Task description: All lines holding the string "FEST" should be copied from the data below.

============

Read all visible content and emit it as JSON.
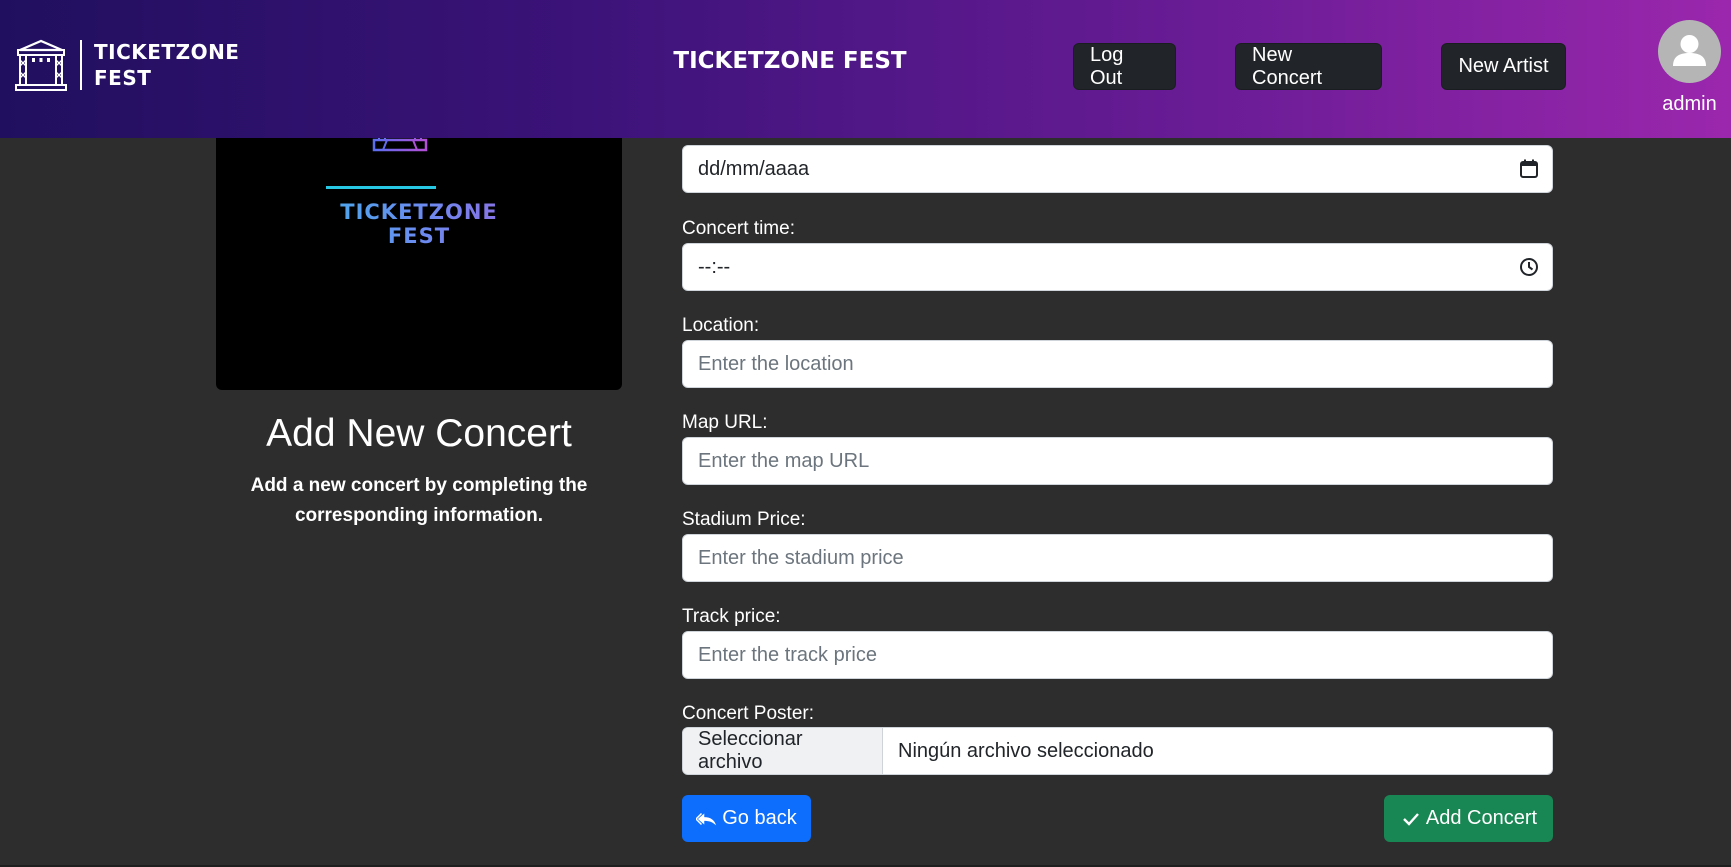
{
  "nav": {
    "brand_line1": "TICKETZONE",
    "brand_line2": "FEST",
    "center_title": "TICKETZONE FEST",
    "logout_label": "Log Out",
    "new_concert_label": "New Concert",
    "new_artist_label": "New Artist",
    "username": "admin"
  },
  "left": {
    "poster_line1": "TICKETZONE",
    "poster_line2": "FEST",
    "heading": "Add New Concert",
    "description": "Add a new concert by completing the corresponding information."
  },
  "form": {
    "date_value": "dd/mm/aaaa",
    "time_label": "Concert time:",
    "time_value": "--:--",
    "location_label": "Location:",
    "location_placeholder": "Enter the location",
    "map_label": "Map URL:",
    "map_placeholder": "Enter the map URL",
    "stadium_label": "Stadium Price:",
    "stadium_placeholder": "Enter the stadium price",
    "track_label": "Track price:",
    "track_placeholder": "Enter the track price",
    "poster_label": "Concert Poster:",
    "file_button_label": "Seleccionar archivo",
    "file_status": "Ningún archivo seleccionado"
  },
  "actions": {
    "go_back_label": "Go back",
    "add_concert_label": "Add Concert"
  },
  "colors": {
    "background": "#2d2d2d",
    "nav_gradient_start": "#200f5e",
    "nav_gradient_end": "#9b27ad",
    "primary": "#0d6efd",
    "success": "#198754",
    "dark_button": "#212529"
  },
  "icons": {
    "brand": "stage-icon",
    "avatar": "user-icon",
    "date": "calendar-icon",
    "time": "clock-icon",
    "go_back": "reply-all-icon",
    "add": "check-icon"
  }
}
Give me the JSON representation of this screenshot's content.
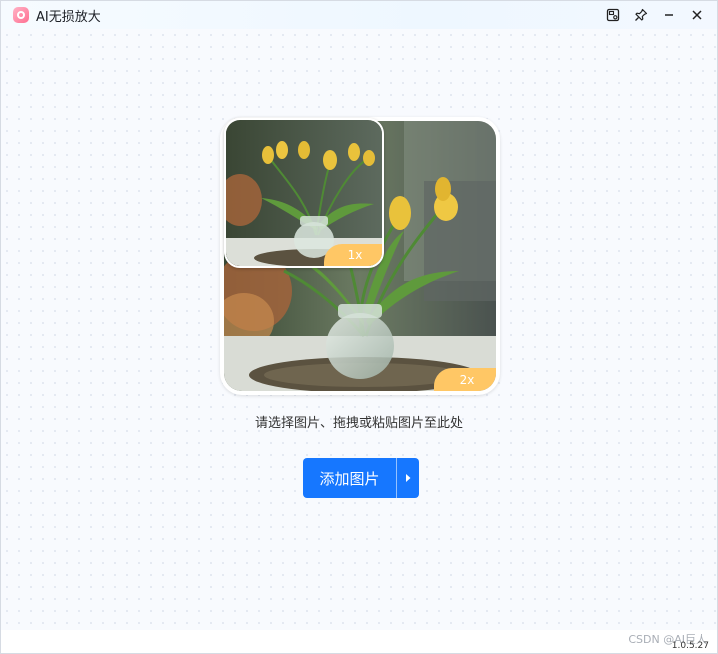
{
  "app": {
    "title": "AI无损放大"
  },
  "window_controls": {
    "snapshot": "snapshot-icon",
    "pin": "pin-icon",
    "minimize": "minimize-icon",
    "close": "close-icon"
  },
  "preview": {
    "badge_large": "2x",
    "badge_small": "1x"
  },
  "main": {
    "hint": "请选择图片、拖拽或粘贴图片至此处",
    "add_button_label": "添加图片"
  },
  "footer": {
    "version": "1.0.5.27",
    "watermark": "CSDN @AI巨人"
  },
  "colors": {
    "accent": "#1677ff",
    "badge": "#ffc765"
  }
}
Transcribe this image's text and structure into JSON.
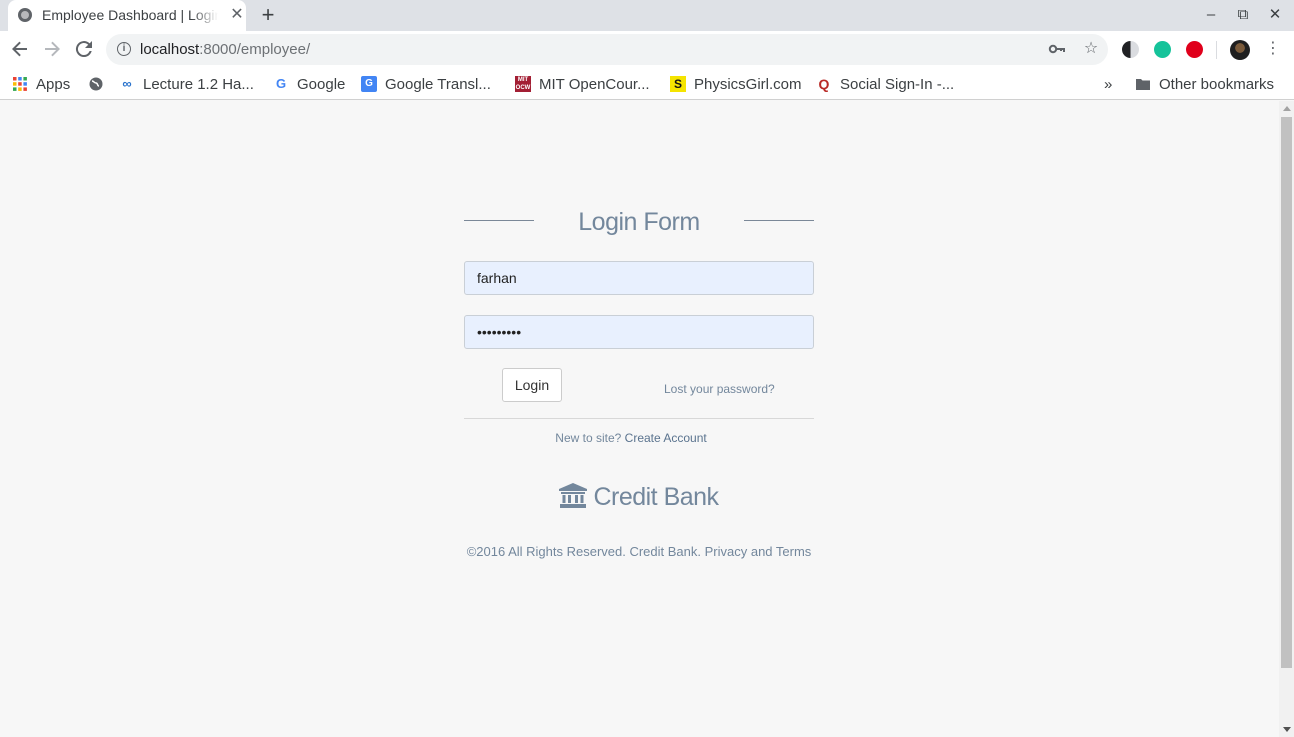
{
  "browser": {
    "tab_title": "Employee Dashboard | Login",
    "tab_close": "✕",
    "new_tab": "+",
    "url_host": "localhost",
    "url_rest": ":8000/employee/",
    "window_controls": {
      "minimize": "–",
      "maximize": "⧉",
      "close": "✕"
    },
    "extension_colors": [
      "#202124",
      "#15c39a",
      "#e0001b",
      "#1f1f1f"
    ]
  },
  "bookmarks": {
    "items": [
      {
        "label": "Apps",
        "icon": "apps-grid-icon"
      },
      {
        "label": "",
        "icon": "globe-icon"
      },
      {
        "label": "Lecture 1.2 Ha...",
        "icon": "coursera-icon"
      },
      {
        "label": "Google",
        "icon": "google-icon"
      },
      {
        "label": "Google Transl...",
        "icon": "google-translate-icon"
      },
      {
        "label": "MIT OpenCour...",
        "icon": "mit-ocw-icon"
      },
      {
        "label": "PhysicsGirl.com",
        "icon": "physicsgirl-icon"
      },
      {
        "label": "Social Sign-In -...",
        "icon": "quora-icon"
      }
    ],
    "overflow": "»",
    "other": "Other bookmarks"
  },
  "login": {
    "title": "Login Form",
    "username_value": "farhan",
    "password_value": "•••••••••",
    "login_button": "Login",
    "lost_password": "Lost your password?",
    "new_to_site": "New to site?",
    "create_account": "Create Account",
    "brand": "Credit Bank",
    "footer": "©2016 All Rights Reserved. Credit Bank. Privacy and Terms"
  },
  "colors": {
    "text_muted": "#73879c",
    "input_autofill": "#e8f0fe",
    "page_bg": "#f7f7f7"
  }
}
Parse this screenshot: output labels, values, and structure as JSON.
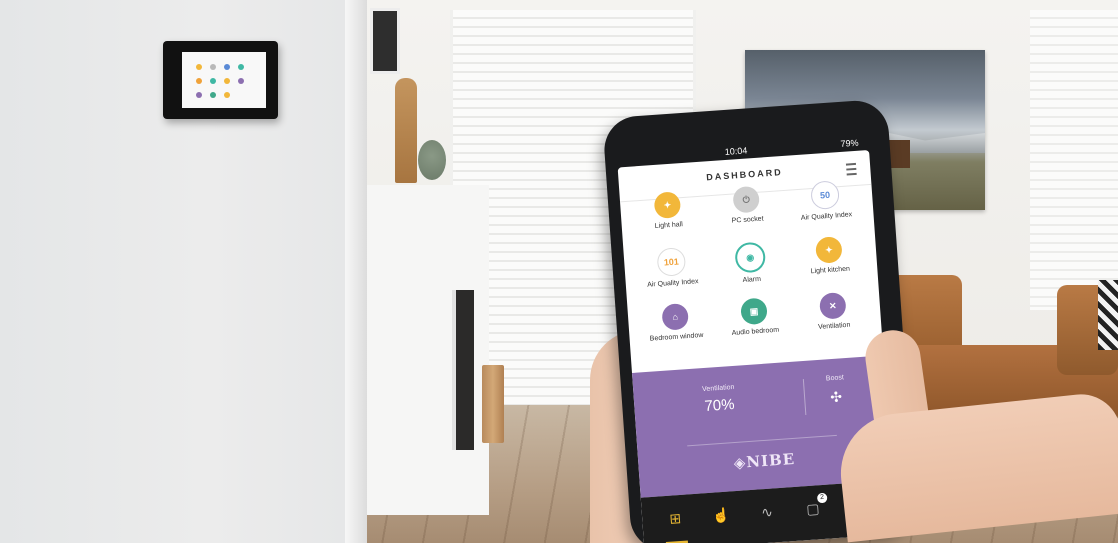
{
  "panel": {
    "brand_text": ""
  },
  "phone": {
    "status": {
      "time": "10:04",
      "battery": "79%"
    },
    "header": {
      "title": "DASHBOARD"
    },
    "tiles": [
      {
        "label": "Light hall",
        "icon": "bulb-icon",
        "value": "",
        "color": "#f2b73a"
      },
      {
        "label": "PC socket",
        "icon": "socket-icon",
        "value": "",
        "color": "#b9b9b9"
      },
      {
        "label": "Air Quality Index",
        "icon": "air-quality-icon",
        "value": "50",
        "color": "#5a8ad6"
      },
      {
        "label": "Air Quality Index",
        "icon": "air-quality-icon",
        "value": "101",
        "color": "#f0a23a"
      },
      {
        "label": "Alarm",
        "icon": "alarm-icon",
        "value": "",
        "color": "#3fb8a4"
      },
      {
        "label": "Light kitchen",
        "icon": "bulb-icon",
        "value": "",
        "color": "#f2b73a"
      },
      {
        "label": "Bedroom window",
        "icon": "window-icon",
        "value": "",
        "color": "#8c6fb0"
      },
      {
        "label": "Audio bedroom",
        "icon": "speaker-icon",
        "value": "",
        "color": "#3fa88a"
      },
      {
        "label": "Ventilation",
        "icon": "fan-icon",
        "value": "",
        "color": "#8c6fb0"
      }
    ],
    "overlay": {
      "ventilation_label": "Ventilation",
      "ventilation_value": "70%",
      "boost_label": "Boost",
      "logo": "NIBE",
      "color": "#8c6fb0"
    },
    "nav": {
      "items": [
        "dashboard-icon",
        "touch-icon",
        "chart-icon",
        "notification-icon",
        "settings-icon"
      ],
      "notification_count": "2",
      "active_color": "#e5b532"
    }
  }
}
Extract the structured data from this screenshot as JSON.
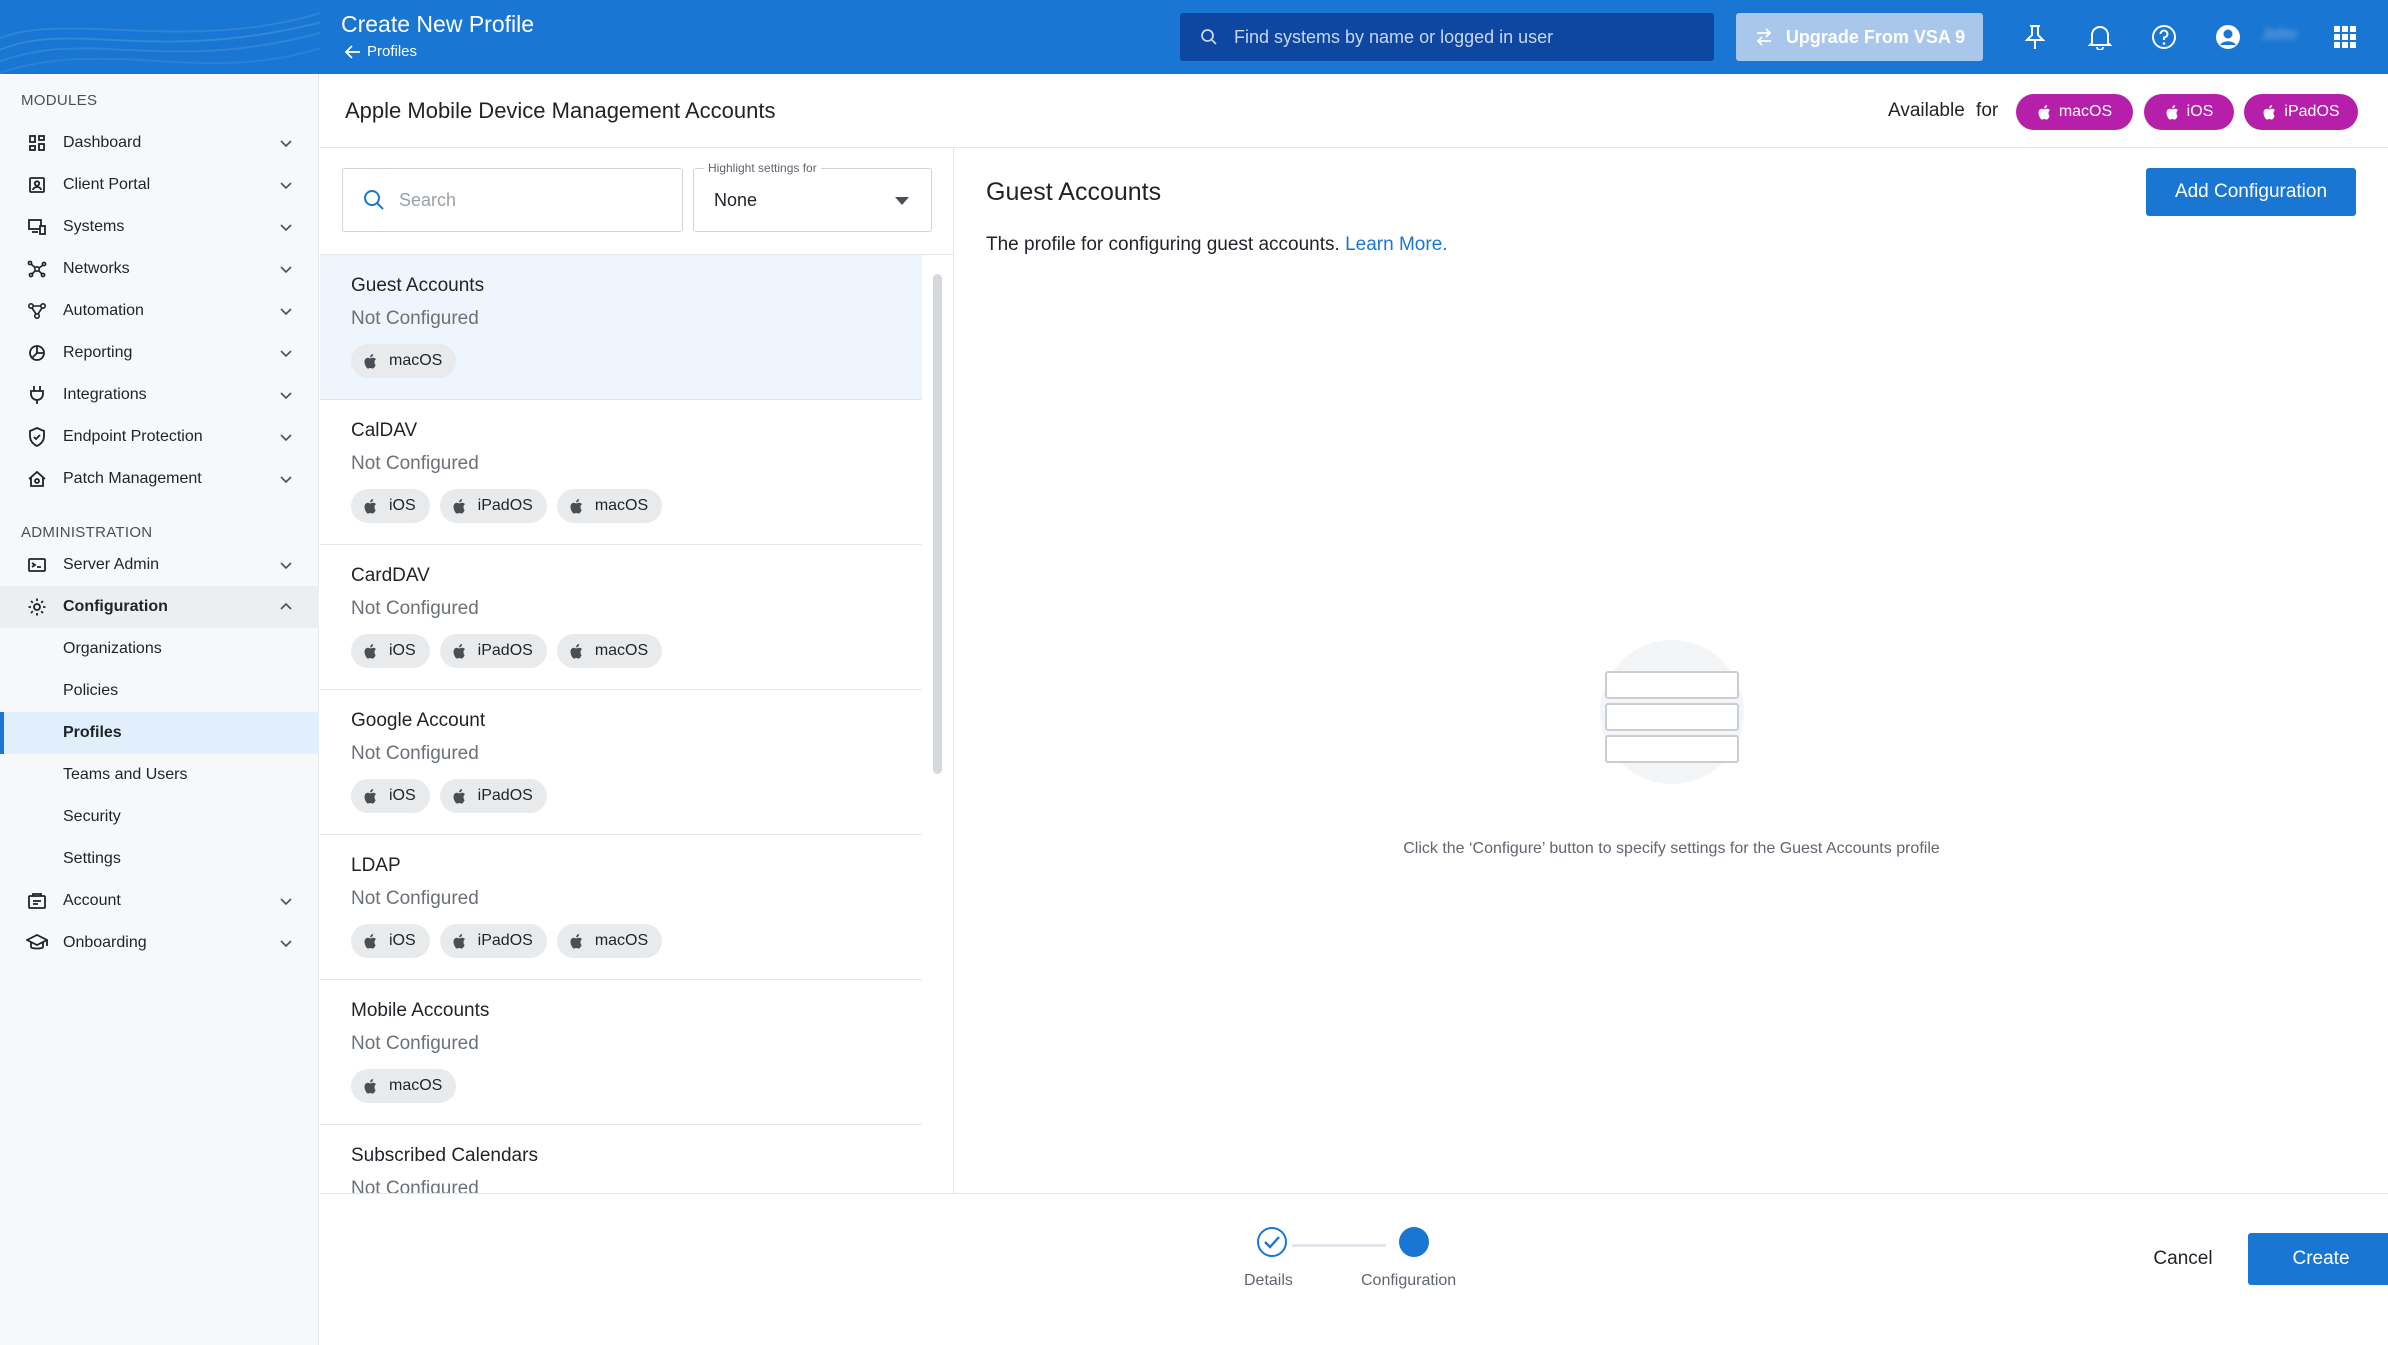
{
  "header": {
    "title": "Create New Profile",
    "breadcrumb": "Profiles",
    "search_placeholder": "Find systems by name or logged in user",
    "upgrade_label": "Upgrade From VSA 9",
    "user_name": "John"
  },
  "sidebar": {
    "modules_label": "MODULES",
    "admin_label": "ADMINISTRATION",
    "modules": [
      {
        "label": "Dashboard",
        "icon": "dashboard-icon"
      },
      {
        "label": "Client Portal",
        "icon": "portal-icon"
      },
      {
        "label": "Systems",
        "icon": "devices-icon"
      },
      {
        "label": "Networks",
        "icon": "network-icon"
      },
      {
        "label": "Automation",
        "icon": "automation-icon"
      },
      {
        "label": "Reporting",
        "icon": "reporting-icon"
      },
      {
        "label": "Integrations",
        "icon": "plug-icon"
      },
      {
        "label": "Endpoint Protection",
        "icon": "shield-icon"
      },
      {
        "label": "Patch Management",
        "icon": "patch-icon"
      }
    ],
    "admin": [
      {
        "label": "Server Admin",
        "icon": "server-icon"
      },
      {
        "label": "Configuration",
        "icon": "gear-icon"
      },
      {
        "label": "Account",
        "icon": "account-icon"
      },
      {
        "label": "Onboarding",
        "icon": "graduation-icon"
      }
    ],
    "configuration_children": [
      "Organizations",
      "Policies",
      "Profiles",
      "Teams and Users",
      "Security",
      "Settings"
    ],
    "active_child": "Profiles"
  },
  "page": {
    "title": "Apple Mobile Device Management Accounts",
    "available_label": "Available for",
    "available_os": [
      "macOS",
      "iOS",
      "iPadOS"
    ],
    "pill_color": "#b51fa9"
  },
  "list": {
    "search_placeholder": "Search",
    "highlight_label": "Highlight settings for",
    "highlight_value": "None",
    "items": [
      {
        "name": "Guest Accounts",
        "status": "Not Configured",
        "tags": [
          "macOS"
        ]
      },
      {
        "name": "CalDAV",
        "status": "Not Configured",
        "tags": [
          "iOS",
          "iPadOS",
          "macOS"
        ]
      },
      {
        "name": "CardDAV",
        "status": "Not Configured",
        "tags": [
          "iOS",
          "iPadOS",
          "macOS"
        ]
      },
      {
        "name": "Google Account",
        "status": "Not Configured",
        "tags": [
          "iOS",
          "iPadOS"
        ]
      },
      {
        "name": "LDAP",
        "status": "Not Configured",
        "tags": [
          "iOS",
          "iPadOS",
          "macOS"
        ]
      },
      {
        "name": "Mobile Accounts",
        "status": "Not Configured",
        "tags": [
          "macOS"
        ]
      },
      {
        "name": "Subscribed Calendars",
        "status": "Not Configured",
        "tags": []
      }
    ]
  },
  "detail": {
    "title": "Guest Accounts",
    "description": "The profile for configuring guest accounts.",
    "learn_more": "Learn More.",
    "add_button": "Add Configuration",
    "empty_text": "Click the ‘Configure’ button to specify settings for the Guest Accounts profile"
  },
  "footer": {
    "steps": [
      "Details",
      "Configuration"
    ],
    "cancel_label": "Cancel",
    "create_label": "Create"
  },
  "colors": {
    "primary": "#1976d2",
    "accent": "#b51fa9"
  }
}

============

Answer to this exercise:
    "brand_line2": "FEST",
    "center_title": "TICKETZONE FEST",
    "poster_line2": "FEST",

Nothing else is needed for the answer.